SUWANEE - This is the exact moment it sank in for Bob Sphire, when it became crystal clear that he was dealing with football players who had some serious trust issues.
After losing a close 7-on-7 passing league game in a tournament in Hoover, Ala., the new North Gwinnett head coach took his players aside.
"Guys, that one's on me," he told them. "I've been in this game a long time and I've walked off the field a whole lot thinking I was a positive influence in helping coach a team into a win. I may have done my best job there of coaching you into a loss. So I'll take that one."
Then he added: "But hey, it's still a good day. I just got a call from my wife and she got offered a job today that she's going to start Aug. 21. And she called and also said we finally got an offer on our house up in Lexington (Ky.). So I've got that off my back."
After a few minutes a couple of the older Bulldogs confided in Sphire.
"Coach, when you told us you got a phone call, we thought you were going to tell us that you got a college job," they said.
And there it is.
One simple statement sums up perfectly what the North Gwinnett players were feeling after what they had been through the previous three years.
In 2004, Dennis Roland took over the North Gwinnett program from Tim Hammontree and led the Bulldogs to one of the best seasons in school history. He promptly left to be the head coach at Southeast Louisiana
In 2005, Matt Moore replaced Roland and led the Bulldogs to their second consecutive playoff appearance. He promptly left to be an assistant coach at Troy
So now it's 2006 and the 49-year-old Sphire is North Gwinnett's fourth head coach in four years - meaning the current Bulldog seniors will have gone their entire high school careers without having the same coaching staff for more than 12 months.
Sphire admits that the Bulldogs didn't completely warm to him and his staff from Day 1. Then again, who could blame them?
"Without question, they were very gun shy," said Sphire, who makes his regular-season debut with North on Friday night at Walton. "They really were very gun shy."
But that was six months ago. Now the Bulldogs have gone through spring practice with Sphire and have endured two-a-days in the sizzling August heat. They have had plenty of time to get adjusted, again, to their new head coach.
"Change is good," Sphire said, "and these kids have really experienced a whole lot of positives with these things. The ones that have stayed are really committed to it."
And Sphire is committed to winning.
For the last 15 years the Kentucky native was head coach at Lexington Catholic, where he started the program and led it to 13 straight playoff appearances, including the 2005 Class AAA state title.
His quarterback in 2005, current North Carolina State freshman Justin Burke, threw for a state-record 62 touchdowns passes in leading Lexington Catholic to the title.
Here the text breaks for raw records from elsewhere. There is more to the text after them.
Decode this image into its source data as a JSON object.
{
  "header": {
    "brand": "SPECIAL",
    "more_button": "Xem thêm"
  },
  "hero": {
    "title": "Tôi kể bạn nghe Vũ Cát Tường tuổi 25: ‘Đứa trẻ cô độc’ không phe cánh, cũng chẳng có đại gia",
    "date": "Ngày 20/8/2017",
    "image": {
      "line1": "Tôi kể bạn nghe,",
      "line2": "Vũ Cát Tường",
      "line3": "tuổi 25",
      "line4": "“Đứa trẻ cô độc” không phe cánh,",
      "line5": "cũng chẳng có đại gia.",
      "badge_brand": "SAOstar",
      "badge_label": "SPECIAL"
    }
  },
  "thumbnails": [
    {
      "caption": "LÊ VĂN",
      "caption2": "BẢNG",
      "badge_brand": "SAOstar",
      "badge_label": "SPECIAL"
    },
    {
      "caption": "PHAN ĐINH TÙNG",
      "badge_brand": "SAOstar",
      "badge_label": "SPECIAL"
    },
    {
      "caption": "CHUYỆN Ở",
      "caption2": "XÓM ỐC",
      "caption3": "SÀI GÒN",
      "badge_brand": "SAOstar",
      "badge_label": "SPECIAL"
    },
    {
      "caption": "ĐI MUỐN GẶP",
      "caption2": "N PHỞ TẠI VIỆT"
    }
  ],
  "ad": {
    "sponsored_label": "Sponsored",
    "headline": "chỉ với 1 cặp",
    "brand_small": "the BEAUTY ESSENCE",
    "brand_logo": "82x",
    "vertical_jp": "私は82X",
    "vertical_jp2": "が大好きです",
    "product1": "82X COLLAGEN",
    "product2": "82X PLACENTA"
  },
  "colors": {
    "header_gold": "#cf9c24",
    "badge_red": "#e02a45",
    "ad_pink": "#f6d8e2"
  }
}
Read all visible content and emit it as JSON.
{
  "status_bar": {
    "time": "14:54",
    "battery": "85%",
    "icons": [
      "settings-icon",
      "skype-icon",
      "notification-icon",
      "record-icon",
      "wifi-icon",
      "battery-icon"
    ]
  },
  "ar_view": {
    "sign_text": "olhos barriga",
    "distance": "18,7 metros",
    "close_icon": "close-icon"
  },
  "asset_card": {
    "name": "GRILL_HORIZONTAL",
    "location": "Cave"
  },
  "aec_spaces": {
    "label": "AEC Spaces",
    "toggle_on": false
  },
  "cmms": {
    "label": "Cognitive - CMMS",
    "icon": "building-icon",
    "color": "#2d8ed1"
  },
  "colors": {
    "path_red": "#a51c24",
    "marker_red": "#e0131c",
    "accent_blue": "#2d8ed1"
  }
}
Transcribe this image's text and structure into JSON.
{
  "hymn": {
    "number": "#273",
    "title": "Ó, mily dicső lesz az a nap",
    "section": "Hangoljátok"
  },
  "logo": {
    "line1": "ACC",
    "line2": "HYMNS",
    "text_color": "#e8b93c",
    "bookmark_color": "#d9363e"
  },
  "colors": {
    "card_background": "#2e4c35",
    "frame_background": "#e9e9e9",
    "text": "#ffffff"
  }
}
Burke finished his career with 8,770 passing yards and 120 passing TDs.
So North fans who are used to the Bulldogs throwing it all over the field will see more of the same this season, though Sphire says there are "at least subtle differences" between his offense and the ones that were employed by Roland and Moore.
The Bulldog players and community are also hoping for one major difference between Sphire and the two previous coaches - that he wears the Red and Black for more than just 12 months.
"All I can tell you," he said with a laugh, "is that I was at my last job for 15 years."